(Dataset excerpts)
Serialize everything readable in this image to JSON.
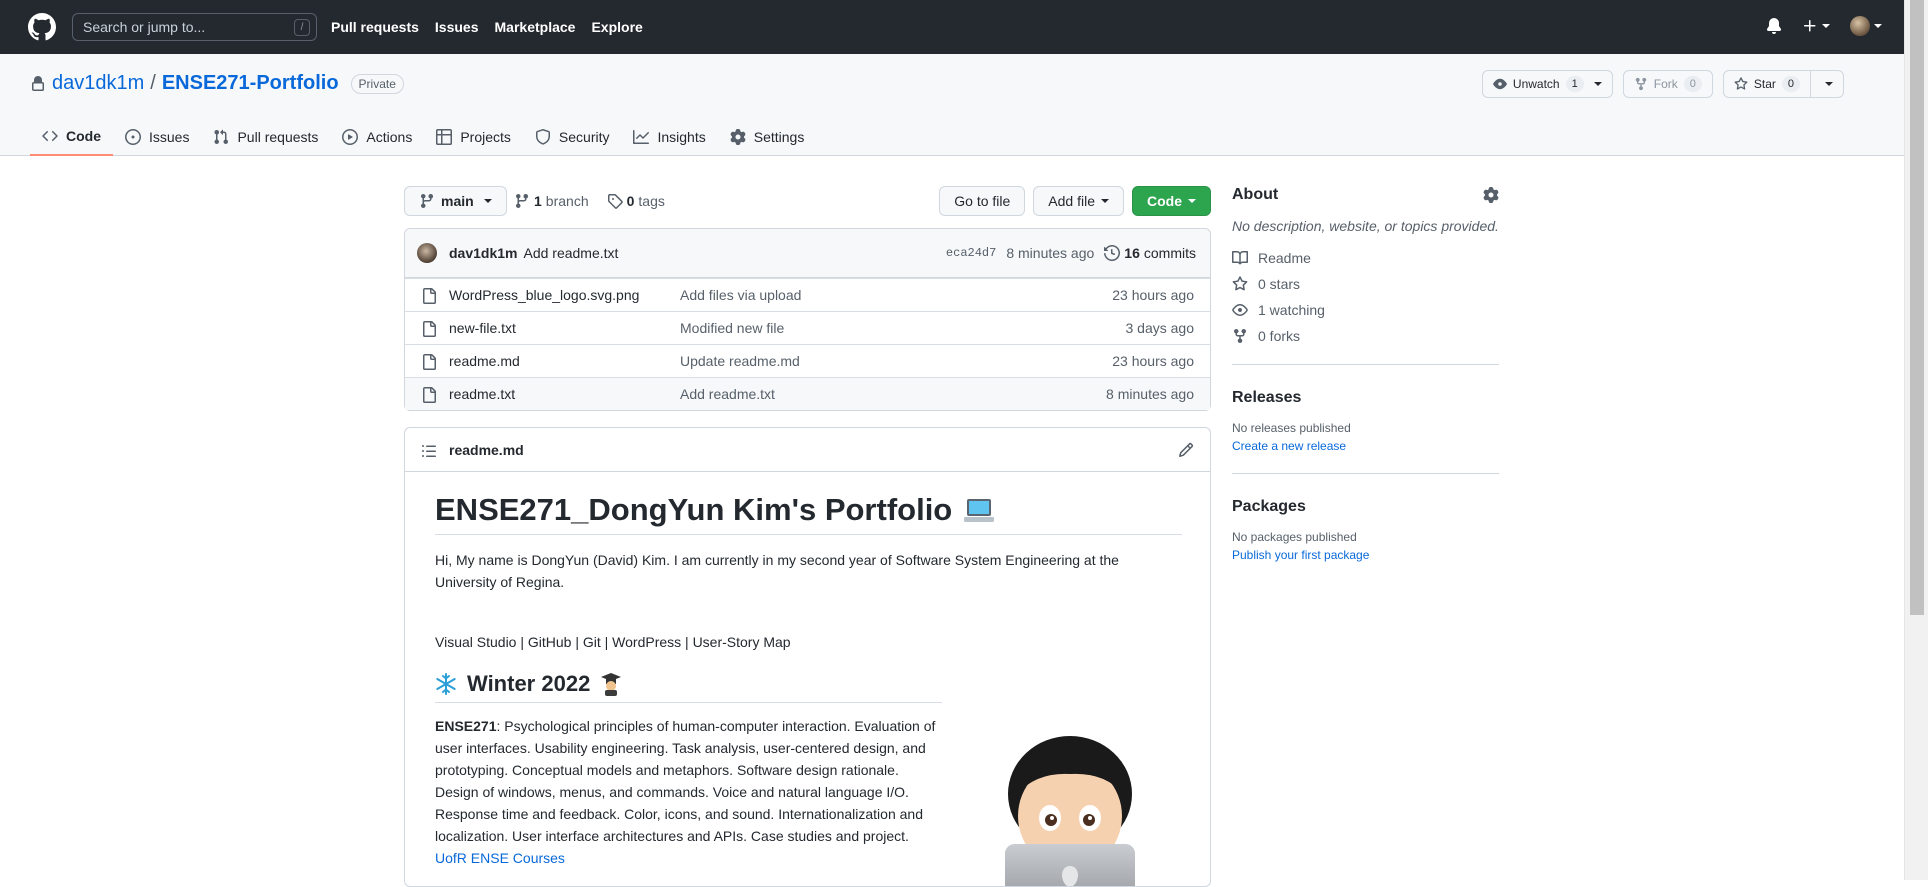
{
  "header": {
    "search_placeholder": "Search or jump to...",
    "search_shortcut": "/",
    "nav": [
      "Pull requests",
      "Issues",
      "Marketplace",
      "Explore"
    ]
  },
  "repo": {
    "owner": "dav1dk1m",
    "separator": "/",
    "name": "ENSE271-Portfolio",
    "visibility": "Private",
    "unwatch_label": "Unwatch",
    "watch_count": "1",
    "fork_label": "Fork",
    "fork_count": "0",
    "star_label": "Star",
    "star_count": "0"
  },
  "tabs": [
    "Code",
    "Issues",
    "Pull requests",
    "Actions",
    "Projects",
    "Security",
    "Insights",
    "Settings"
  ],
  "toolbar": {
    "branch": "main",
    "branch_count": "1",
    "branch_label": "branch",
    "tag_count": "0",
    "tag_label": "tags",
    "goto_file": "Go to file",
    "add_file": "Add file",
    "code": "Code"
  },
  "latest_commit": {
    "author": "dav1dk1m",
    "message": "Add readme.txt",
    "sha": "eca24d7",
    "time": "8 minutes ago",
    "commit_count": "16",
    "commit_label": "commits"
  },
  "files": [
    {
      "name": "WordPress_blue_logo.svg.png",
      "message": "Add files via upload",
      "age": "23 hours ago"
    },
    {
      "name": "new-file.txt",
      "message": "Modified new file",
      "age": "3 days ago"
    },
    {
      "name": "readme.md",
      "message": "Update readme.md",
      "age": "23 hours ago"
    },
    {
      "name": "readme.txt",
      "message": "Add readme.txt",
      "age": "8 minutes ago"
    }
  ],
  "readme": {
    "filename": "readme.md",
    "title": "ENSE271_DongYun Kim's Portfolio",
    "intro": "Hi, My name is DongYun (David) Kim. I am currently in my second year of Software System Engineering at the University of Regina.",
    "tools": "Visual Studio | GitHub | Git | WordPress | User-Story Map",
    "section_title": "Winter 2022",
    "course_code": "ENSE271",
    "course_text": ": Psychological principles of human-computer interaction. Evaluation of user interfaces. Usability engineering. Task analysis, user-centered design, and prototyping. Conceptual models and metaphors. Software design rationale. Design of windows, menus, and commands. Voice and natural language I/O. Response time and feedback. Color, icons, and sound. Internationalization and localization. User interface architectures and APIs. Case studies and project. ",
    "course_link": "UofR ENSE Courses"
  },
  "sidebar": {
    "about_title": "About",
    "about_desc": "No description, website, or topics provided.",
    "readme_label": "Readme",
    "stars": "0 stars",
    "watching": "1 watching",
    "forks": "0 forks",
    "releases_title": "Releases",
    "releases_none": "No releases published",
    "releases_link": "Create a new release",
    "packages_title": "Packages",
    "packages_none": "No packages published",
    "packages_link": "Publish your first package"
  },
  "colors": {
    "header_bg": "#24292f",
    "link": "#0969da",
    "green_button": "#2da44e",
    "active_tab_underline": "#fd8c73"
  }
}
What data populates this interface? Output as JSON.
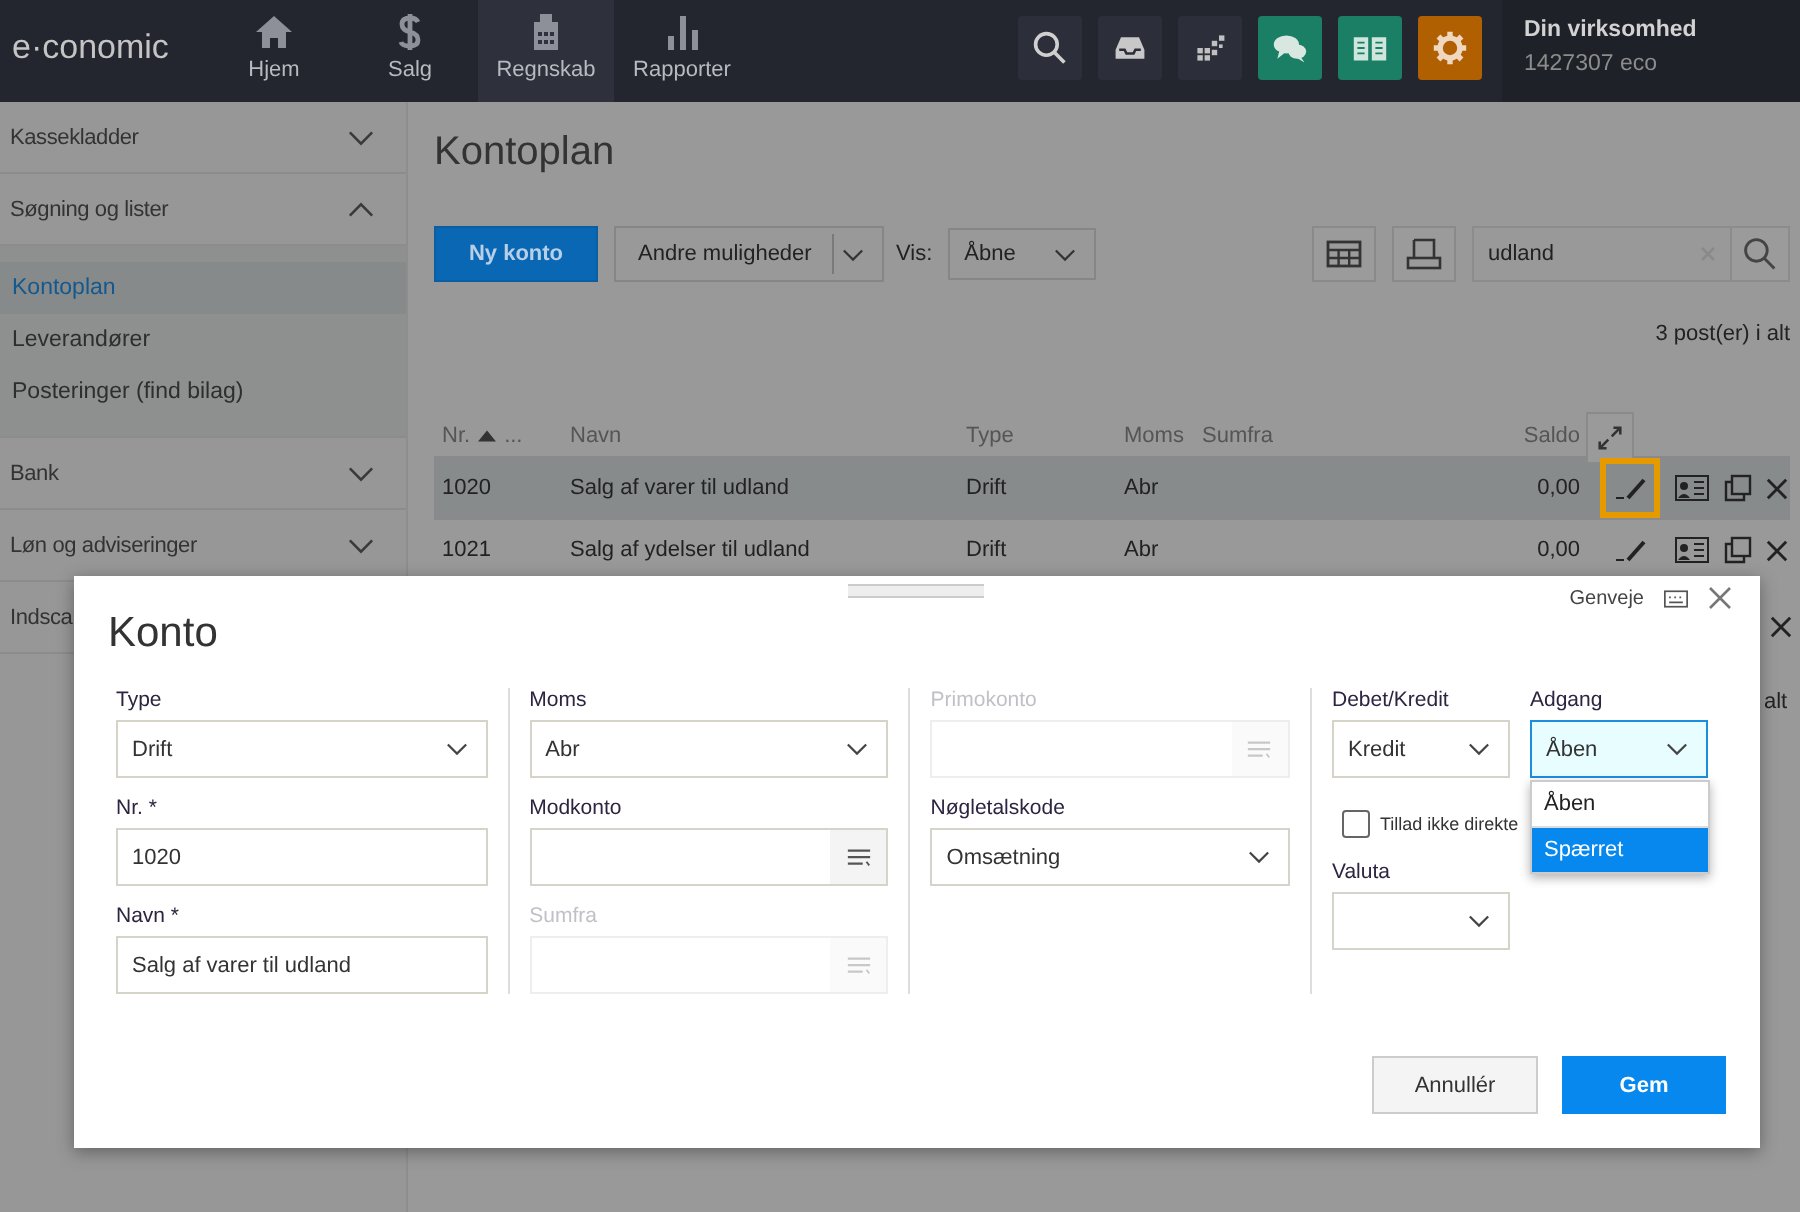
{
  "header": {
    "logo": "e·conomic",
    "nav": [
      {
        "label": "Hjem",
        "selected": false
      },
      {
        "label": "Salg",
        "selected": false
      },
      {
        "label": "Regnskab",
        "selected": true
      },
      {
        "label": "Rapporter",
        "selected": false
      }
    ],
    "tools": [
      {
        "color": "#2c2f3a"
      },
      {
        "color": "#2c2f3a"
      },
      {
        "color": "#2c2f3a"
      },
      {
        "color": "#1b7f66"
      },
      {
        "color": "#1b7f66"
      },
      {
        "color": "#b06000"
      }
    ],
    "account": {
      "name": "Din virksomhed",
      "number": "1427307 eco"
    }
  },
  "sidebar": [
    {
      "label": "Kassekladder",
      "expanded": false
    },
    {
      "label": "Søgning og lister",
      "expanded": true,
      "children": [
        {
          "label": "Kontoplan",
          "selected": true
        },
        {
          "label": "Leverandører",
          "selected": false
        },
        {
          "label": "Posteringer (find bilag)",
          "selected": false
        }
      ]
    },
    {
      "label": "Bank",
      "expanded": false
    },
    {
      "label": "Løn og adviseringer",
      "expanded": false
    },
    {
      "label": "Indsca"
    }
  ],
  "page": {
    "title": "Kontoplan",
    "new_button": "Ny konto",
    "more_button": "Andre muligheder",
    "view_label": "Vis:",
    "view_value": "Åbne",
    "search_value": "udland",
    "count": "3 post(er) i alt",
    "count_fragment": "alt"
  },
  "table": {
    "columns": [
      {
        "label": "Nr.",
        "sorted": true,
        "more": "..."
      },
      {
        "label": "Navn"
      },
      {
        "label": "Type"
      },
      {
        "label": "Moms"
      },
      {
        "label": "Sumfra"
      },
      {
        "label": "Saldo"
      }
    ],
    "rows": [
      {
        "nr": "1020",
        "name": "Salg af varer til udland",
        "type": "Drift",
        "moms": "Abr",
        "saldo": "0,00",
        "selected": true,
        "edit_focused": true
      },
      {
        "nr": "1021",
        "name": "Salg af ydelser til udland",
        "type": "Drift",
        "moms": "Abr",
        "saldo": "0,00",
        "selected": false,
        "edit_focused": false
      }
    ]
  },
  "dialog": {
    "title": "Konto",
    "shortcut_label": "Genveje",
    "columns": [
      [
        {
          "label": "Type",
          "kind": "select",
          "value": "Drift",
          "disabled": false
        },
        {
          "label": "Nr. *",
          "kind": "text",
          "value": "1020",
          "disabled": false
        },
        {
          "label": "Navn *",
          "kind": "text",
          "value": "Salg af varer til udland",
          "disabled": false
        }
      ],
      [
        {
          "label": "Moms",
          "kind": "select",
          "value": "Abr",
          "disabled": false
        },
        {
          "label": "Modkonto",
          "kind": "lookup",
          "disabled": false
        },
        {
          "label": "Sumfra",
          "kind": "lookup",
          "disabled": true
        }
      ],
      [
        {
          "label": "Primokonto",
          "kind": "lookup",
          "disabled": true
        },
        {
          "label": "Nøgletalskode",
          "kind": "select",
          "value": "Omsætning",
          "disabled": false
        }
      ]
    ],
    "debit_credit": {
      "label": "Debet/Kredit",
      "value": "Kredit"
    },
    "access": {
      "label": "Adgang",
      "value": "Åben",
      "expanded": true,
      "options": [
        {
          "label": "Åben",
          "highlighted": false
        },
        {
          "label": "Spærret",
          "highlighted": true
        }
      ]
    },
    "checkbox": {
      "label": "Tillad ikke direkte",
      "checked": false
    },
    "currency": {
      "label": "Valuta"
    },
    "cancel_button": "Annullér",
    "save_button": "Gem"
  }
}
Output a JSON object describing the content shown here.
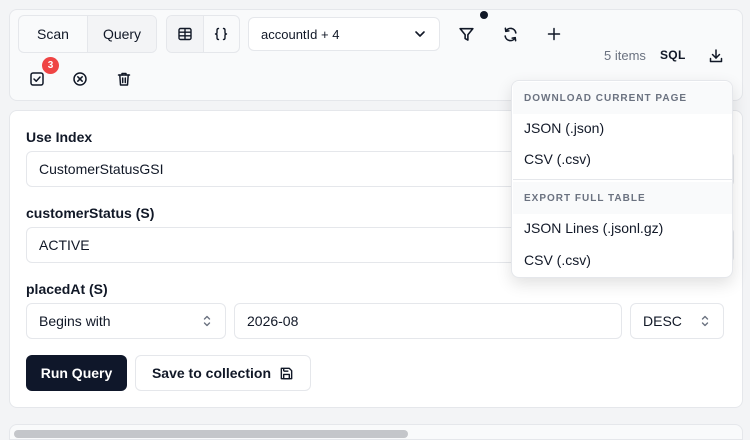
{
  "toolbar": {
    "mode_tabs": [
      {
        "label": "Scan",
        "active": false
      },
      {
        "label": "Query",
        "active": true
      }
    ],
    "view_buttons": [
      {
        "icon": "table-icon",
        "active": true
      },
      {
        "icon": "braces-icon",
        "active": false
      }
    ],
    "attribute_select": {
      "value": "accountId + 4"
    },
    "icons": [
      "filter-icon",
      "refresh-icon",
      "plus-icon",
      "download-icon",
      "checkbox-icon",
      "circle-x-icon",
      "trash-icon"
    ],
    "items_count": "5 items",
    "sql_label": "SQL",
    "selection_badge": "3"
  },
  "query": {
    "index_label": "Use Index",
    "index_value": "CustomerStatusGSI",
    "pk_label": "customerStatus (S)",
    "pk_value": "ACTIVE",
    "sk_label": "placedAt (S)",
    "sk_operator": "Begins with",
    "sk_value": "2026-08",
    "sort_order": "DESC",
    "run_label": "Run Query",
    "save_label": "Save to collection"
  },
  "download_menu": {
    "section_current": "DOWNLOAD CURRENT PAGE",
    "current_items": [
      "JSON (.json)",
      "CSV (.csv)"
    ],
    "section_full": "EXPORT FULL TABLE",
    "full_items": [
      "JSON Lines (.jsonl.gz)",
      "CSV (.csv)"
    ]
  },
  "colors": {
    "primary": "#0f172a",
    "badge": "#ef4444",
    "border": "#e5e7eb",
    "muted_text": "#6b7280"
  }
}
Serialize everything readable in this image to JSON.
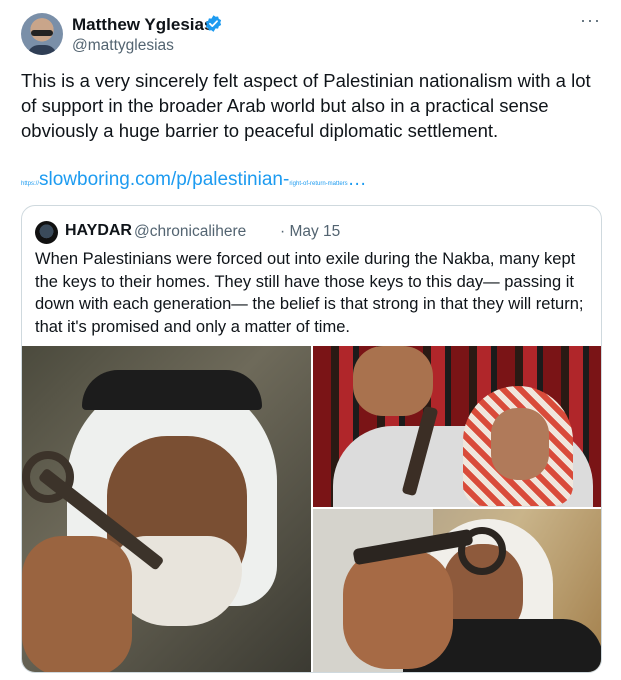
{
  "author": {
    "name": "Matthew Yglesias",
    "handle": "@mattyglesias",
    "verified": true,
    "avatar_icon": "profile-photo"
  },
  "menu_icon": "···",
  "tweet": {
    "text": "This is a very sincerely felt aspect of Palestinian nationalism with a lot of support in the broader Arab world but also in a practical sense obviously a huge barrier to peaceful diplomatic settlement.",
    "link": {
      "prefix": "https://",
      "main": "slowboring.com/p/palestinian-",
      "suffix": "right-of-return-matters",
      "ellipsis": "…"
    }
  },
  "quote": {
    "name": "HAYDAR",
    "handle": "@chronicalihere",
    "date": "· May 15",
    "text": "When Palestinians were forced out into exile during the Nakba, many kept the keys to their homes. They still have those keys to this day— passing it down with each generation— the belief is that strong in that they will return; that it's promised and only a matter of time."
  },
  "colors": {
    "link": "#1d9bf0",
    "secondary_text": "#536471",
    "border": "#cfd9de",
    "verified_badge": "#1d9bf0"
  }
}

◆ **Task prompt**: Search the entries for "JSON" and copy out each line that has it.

◆ **Output for this task**:
Serialize everything readable in this image to JSON.
What data populates this interface? Output as JSON.
Output a JSON object describing the content shown here.
      "JSON (.json)",
      "JSON Lines (.jsonl.gz)",
Serialize everything readable in this image to JSON.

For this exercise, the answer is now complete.